Learning that you or a loved one has a terminal illness presents many challenges. It can also present opportunities for life review, realized potential, celebration of accomplishments, reconnection with loved ones, and reconciliation. The Spiritual Care team at American Care is available to assist you with the challenges and opportunities that may arise.
Spirituality can be described as that which gives meaning to life. It refers to the universal human need for love, hope, relatedness, value, and dignity. Spirituality may or may not involve religious beliefs and practices. The words religion and spirituality are often used interchangeably, but they are in fact very different.
Spirituality can be defined as our inner belief system. It helps individuals to search for the meaning and purpose of life, and it helps them to experience hope, love, inner peace, comfort and support. Religion refers to a belief system that you follow. Religion involves rituals – the externals of our belief system. Not everyone is religious, nor is religion a requirement for spirituality. It is important to remember that a person may not practice a religion but may still have spiritual needs that should be met.
As a member of the hospice team, a spiritual care counselor can be present with you or your loved one as important decision’s are made at the end of life. Each counselor is trained to create safe environments in which exploration of concerns and expression of feelings can be shared without judgment. Fear, anxiety, despair and even physical pain diminish when one feels heard and accepted in the process of coming to terms or coping with terminal illness.
Many issues patients want to talk about are not necessarily religious issues, but life concerns. How has my life had value? What has been important to me in my life? What do I have left to do before I die? Who is important to me?
A spiritual care counselor can provide support and an objective, listening presence as one considers questions about the purpose of life, suffering, self-worth, need for forgiveness, and the progressive losses that accompany a life limiting illness. Contemplating one’s life can help establish a person’s legacy, how one lives on in the future, or how one would like to be remembered. A spiritual care counselor may also provide an honoring and caring presence for those unable to verbalize their thoughts or feelings.
Calming presence; prayer; ritual and observance of religious practices; empathetic listening; serve as liaison to community clergy; exploration of hope and meaning; pre-bereavement counseling; life review; funeral and memorial services; affirmation of strengths; support to family, staff and others; spiritual counseling.
Spiritual care is provided by hospice chaplains who are specially trained in listening skills and in understanding death and dying issues. The chaplains are members of the hospice interdisciplinary team so that a picture of the patient as a whole person can be brought into better focus.
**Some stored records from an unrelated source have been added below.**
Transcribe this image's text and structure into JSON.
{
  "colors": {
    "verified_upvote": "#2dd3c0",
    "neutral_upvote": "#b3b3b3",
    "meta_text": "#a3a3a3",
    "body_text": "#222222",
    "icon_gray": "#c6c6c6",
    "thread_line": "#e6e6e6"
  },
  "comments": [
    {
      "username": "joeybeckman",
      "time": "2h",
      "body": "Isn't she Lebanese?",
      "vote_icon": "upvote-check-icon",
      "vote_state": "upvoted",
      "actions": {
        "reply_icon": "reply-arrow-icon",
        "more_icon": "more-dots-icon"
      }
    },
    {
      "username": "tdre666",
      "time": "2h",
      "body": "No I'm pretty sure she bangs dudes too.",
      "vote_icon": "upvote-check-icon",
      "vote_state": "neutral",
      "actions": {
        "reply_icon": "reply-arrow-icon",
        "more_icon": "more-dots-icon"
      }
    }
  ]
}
Hospice chaplains can also interface with your own clergy and assist them in your care. In addition, you may also receive spiritual care from other members of the hospice team.